Records from a data source
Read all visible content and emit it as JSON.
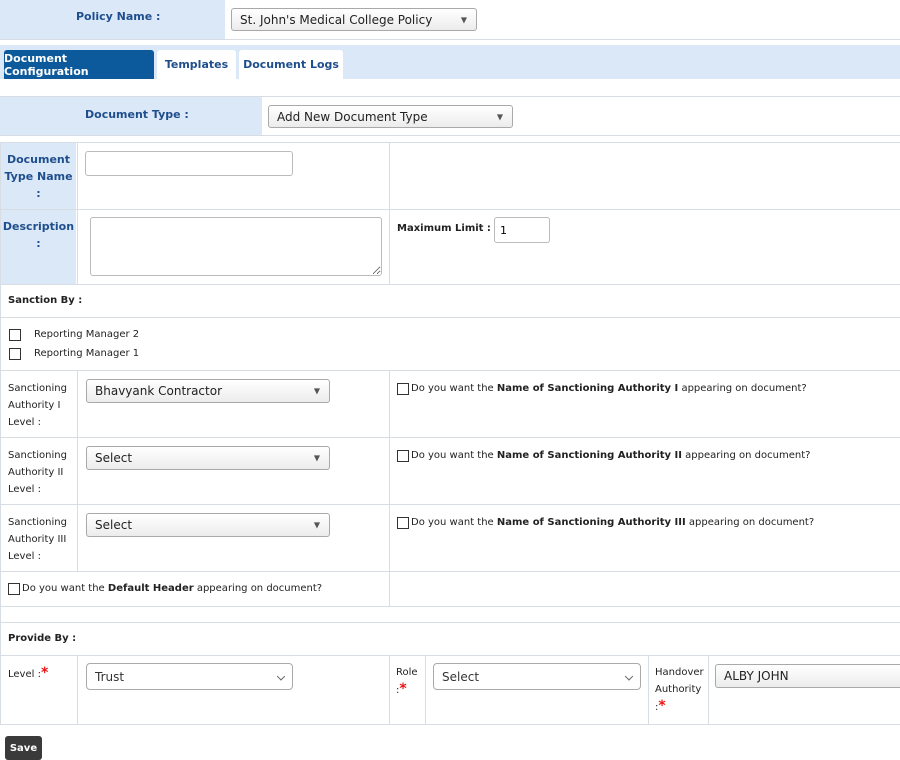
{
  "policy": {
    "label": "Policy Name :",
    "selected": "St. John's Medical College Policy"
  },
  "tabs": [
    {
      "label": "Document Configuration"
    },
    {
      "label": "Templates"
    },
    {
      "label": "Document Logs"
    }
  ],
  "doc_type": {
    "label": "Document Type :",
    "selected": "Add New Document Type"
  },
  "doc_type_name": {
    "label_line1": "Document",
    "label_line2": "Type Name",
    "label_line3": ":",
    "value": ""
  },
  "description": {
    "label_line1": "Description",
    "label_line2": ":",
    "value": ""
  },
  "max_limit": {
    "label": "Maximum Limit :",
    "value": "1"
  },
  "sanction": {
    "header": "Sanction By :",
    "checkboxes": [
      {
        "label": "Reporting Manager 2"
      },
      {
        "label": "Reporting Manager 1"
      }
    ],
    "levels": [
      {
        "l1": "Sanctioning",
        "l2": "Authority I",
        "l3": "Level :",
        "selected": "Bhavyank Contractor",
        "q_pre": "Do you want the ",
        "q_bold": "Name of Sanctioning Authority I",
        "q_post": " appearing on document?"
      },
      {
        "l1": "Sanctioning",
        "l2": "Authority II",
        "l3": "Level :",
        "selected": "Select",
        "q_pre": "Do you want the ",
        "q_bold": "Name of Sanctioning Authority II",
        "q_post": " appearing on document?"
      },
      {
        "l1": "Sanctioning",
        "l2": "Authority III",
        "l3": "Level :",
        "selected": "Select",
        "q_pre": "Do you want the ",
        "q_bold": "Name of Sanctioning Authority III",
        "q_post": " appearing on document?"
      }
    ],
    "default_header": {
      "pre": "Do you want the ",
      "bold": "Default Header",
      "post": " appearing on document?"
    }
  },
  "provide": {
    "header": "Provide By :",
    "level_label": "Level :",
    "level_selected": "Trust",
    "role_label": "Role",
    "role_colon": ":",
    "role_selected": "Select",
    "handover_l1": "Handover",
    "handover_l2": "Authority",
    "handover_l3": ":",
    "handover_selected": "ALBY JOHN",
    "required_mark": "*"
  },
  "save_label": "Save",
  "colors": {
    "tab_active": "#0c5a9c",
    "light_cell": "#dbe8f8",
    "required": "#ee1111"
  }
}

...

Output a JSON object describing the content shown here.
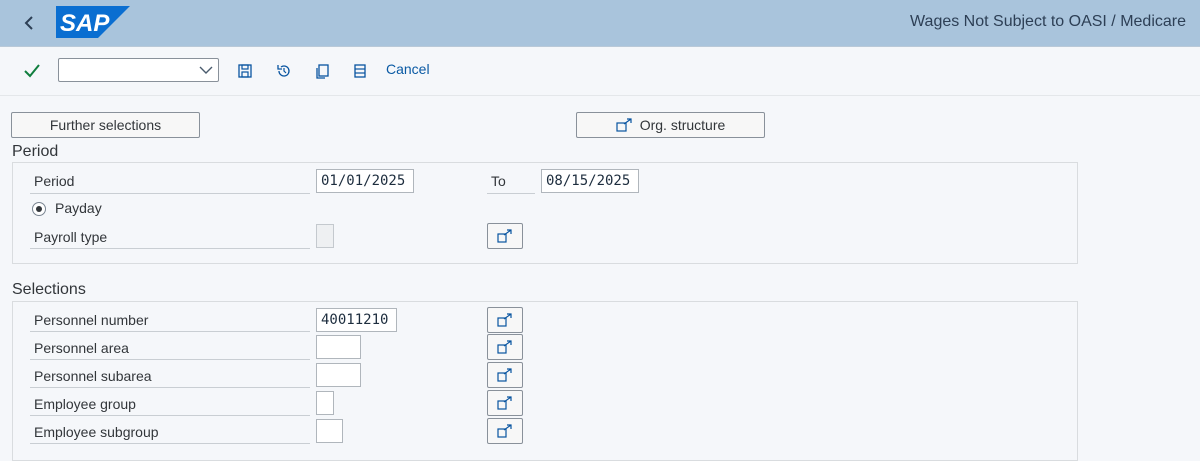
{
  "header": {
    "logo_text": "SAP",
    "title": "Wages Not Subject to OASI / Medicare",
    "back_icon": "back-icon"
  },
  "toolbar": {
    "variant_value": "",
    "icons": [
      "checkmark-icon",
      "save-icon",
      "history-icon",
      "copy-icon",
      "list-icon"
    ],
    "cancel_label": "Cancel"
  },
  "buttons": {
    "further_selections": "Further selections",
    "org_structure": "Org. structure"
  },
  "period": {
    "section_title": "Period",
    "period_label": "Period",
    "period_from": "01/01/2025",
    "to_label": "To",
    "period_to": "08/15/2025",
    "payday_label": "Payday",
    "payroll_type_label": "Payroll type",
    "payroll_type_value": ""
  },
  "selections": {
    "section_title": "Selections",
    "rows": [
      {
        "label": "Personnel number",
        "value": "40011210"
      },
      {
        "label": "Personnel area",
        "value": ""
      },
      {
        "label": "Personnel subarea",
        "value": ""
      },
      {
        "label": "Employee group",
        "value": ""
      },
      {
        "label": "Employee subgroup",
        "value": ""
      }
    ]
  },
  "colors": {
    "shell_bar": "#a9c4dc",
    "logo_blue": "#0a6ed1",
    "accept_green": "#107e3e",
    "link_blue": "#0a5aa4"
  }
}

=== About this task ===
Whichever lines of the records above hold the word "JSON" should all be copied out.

=== Solution ===
Read all visible content and emit it as JSON.
Output a JSON object describing the content shown here.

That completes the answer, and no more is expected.